EXERCISE DATA:

= = = = =

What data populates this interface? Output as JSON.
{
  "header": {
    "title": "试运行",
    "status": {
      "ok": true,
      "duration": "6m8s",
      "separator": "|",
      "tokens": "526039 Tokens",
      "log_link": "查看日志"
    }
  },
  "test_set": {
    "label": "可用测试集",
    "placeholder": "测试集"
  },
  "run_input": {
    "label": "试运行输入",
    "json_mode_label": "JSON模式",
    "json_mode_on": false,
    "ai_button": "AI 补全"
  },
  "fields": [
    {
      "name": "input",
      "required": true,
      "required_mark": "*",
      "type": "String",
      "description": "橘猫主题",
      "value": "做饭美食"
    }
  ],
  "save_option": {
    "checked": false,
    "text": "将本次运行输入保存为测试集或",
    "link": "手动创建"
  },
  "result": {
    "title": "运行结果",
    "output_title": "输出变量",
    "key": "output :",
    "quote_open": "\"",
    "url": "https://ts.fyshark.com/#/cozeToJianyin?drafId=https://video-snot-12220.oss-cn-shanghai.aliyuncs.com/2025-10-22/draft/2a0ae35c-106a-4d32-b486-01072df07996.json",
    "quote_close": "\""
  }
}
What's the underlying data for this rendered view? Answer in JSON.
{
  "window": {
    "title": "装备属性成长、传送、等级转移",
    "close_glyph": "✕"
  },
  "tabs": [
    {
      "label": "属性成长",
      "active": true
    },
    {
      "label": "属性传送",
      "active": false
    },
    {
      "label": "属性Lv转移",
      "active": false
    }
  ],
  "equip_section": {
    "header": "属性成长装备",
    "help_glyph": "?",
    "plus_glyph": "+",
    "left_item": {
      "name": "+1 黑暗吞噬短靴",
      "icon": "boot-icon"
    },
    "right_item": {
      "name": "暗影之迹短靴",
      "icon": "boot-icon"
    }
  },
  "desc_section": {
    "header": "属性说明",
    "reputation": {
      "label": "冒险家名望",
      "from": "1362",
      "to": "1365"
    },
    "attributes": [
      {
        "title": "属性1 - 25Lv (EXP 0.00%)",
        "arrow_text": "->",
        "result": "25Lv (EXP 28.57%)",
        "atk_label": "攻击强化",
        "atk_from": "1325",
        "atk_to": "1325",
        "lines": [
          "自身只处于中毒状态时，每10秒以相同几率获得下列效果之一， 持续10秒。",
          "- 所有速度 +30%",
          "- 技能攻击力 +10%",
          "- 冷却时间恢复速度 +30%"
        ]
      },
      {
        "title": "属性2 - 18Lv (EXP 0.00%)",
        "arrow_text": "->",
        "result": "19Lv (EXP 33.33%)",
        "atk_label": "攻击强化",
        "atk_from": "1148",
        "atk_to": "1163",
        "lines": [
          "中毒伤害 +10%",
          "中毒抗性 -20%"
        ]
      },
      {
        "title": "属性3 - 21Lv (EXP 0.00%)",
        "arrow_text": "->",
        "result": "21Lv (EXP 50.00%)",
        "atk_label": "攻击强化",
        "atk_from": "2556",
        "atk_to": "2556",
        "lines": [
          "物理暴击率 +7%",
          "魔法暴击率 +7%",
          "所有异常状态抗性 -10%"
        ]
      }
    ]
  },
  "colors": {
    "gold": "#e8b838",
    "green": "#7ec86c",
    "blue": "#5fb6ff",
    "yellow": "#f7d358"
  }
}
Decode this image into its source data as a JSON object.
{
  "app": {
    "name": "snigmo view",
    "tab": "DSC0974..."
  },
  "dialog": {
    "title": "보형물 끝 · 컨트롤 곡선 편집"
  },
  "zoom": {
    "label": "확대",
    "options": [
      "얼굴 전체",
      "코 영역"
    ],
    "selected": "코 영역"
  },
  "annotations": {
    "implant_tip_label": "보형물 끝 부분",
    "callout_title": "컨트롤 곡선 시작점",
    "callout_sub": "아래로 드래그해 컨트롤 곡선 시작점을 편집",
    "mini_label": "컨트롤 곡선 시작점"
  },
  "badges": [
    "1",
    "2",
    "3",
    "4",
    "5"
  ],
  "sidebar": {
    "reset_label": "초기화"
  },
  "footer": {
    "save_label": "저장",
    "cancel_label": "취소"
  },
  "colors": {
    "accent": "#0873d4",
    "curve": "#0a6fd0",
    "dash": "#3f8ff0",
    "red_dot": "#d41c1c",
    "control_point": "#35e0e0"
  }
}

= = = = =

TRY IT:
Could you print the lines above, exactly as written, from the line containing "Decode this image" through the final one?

COMPLETED EXERCISE:
Decode this image into its source data as a JSON object.
{
  "app": {
    "name": "snigmo view",
    "tab": "DSC0974..."
  },
  "dialog": {
    "title": "보형물 끝 · 컨트롤 곡선 편집"
  },
  "zoom": {
    "label": "확대",
    "options": [
      "얼굴 전체",
      "코 영역"
    ],
    "selected": "코 영역"
  },
  "annotations": {
    "implant_tip_label": "보형물 끝 부분",
    "callout_title": "컨트롤 곡선 시작점",
    "callout_sub": "아래로 드래그해 컨트롤 곡선 시작점을 편집",
    "mini_label": "컨트롤 곡선 시작점"
  },
  "badges": [
    "1",
    "2",
    "3",
    "4",
    "5"
  ],
  "sidebar": {
    "reset_label": "초기화"
  },
  "footer": {
    "save_label": "저장",
    "cancel_label": "취소"
  },
  "colors": {
    "accent": "#0873d4",
    "curve": "#0a6fd0",
    "dash": "#3f8ff0",
    "red_dot": "#d41c1c",
    "control_point": "#35e0e0"
  }
}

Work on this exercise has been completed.